Bryan Montgomery began his city management career in 1993, serving in Utah, New Mexico, Idaho and Nevada before becoming the city manager of Oakley, California, in 2005. VEGA named him a Volunteer Service Award Honoree in 2015 for his more than 15 years of pro-bono assistance through International City/County Management Association (ICMA) in Mexico.
Volunteers, Bryan says, get to take what they know and have a passion to make a difference. He provides, through USAID-funded programs, presentations and classes for mayors, one-on-one advice and diagnostic assessments to help elected leaders understand local government functions. When he meets with leaders, he is not just presenting a theory, he has a set of experiences that he can talk about, which helps him easily create relationships and establish trust.
He has found that people welcome volunteers and the insights they can offer. Seeing how municipal government systems work and can change elsewhere gives him renewed energy and enthusiasm for his own work, and helps him see how his city could improve. He values the cultural exchange and the way his volunteer work has shaped his own world view.
Understanding why people choose to leave Mexico and come to the U.S. has increased his interactions with and credibility among Oakley’s Mexican population. He has been able to help the city’s police become more aware of the broader cultural elements at work to improve their interactions with the city’s Hispanic population.
As we see problems around us, we often say, ‘Somebody ought to do something about that.’ And then we realize, we are somebody, and we can make a difference.

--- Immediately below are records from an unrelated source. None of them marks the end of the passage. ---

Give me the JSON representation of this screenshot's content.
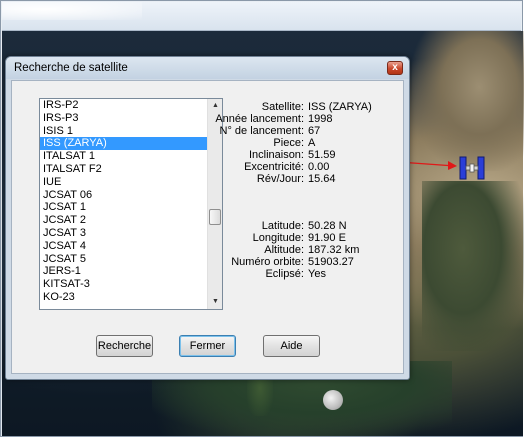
{
  "dialog": {
    "title": "Recherche de satellite",
    "close_label": "x"
  },
  "satellite_list": {
    "items": [
      "IRS-P2",
      "IRS-P3",
      "ISIS 1",
      "ISS (ZARYA)",
      "ITALSAT 1",
      "ITALSAT F2",
      "IUE",
      "JCSAT 06",
      "JCSAT 1",
      "JCSAT 2",
      "JCSAT 3",
      "JCSAT 4",
      "JCSAT 5",
      "JERS-1",
      "KITSAT-3",
      "KO-23"
    ],
    "selected_index": 3
  },
  "info": {
    "satellite_label": "Satellite:",
    "satellite_value": "ISS (ZARYA)",
    "annee_label": "Année lancement:",
    "annee_value": "1998",
    "numero_label": "N° de lancement:",
    "numero_value": "67",
    "piece_label": "Piece:",
    "piece_value": "A",
    "inclinaison_label": "Inclinaison:",
    "inclinaison_value": "51.59",
    "excentricite_label": "Excentricité:",
    "excentricite_value": "0.00",
    "rev_label": "Rév/Jour:",
    "rev_value": "15.64",
    "latitude_label": "Latitude:",
    "latitude_value": "50.28 N",
    "longitude_label": "Longitude:",
    "longitude_value": "91.90 E",
    "altitude_label": "Altitude:",
    "altitude_value": "187.32 km",
    "orbite_label": "Numéro orbite:",
    "orbite_value": "51903.27",
    "eclipse_label": "Eclipsé:",
    "eclipse_value": "Yes"
  },
  "buttons": {
    "search": "Recherche",
    "close": "Fermer",
    "help": "Aide"
  },
  "colors": {
    "selection": "#3399ff",
    "pointer_line": "#e01818",
    "satellite_body": "#2233cc"
  }
}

Certainly volunteering is a huge component of that – not only in our professional lives, but also in our personal lives.
– Bryan Montgomery, volunteer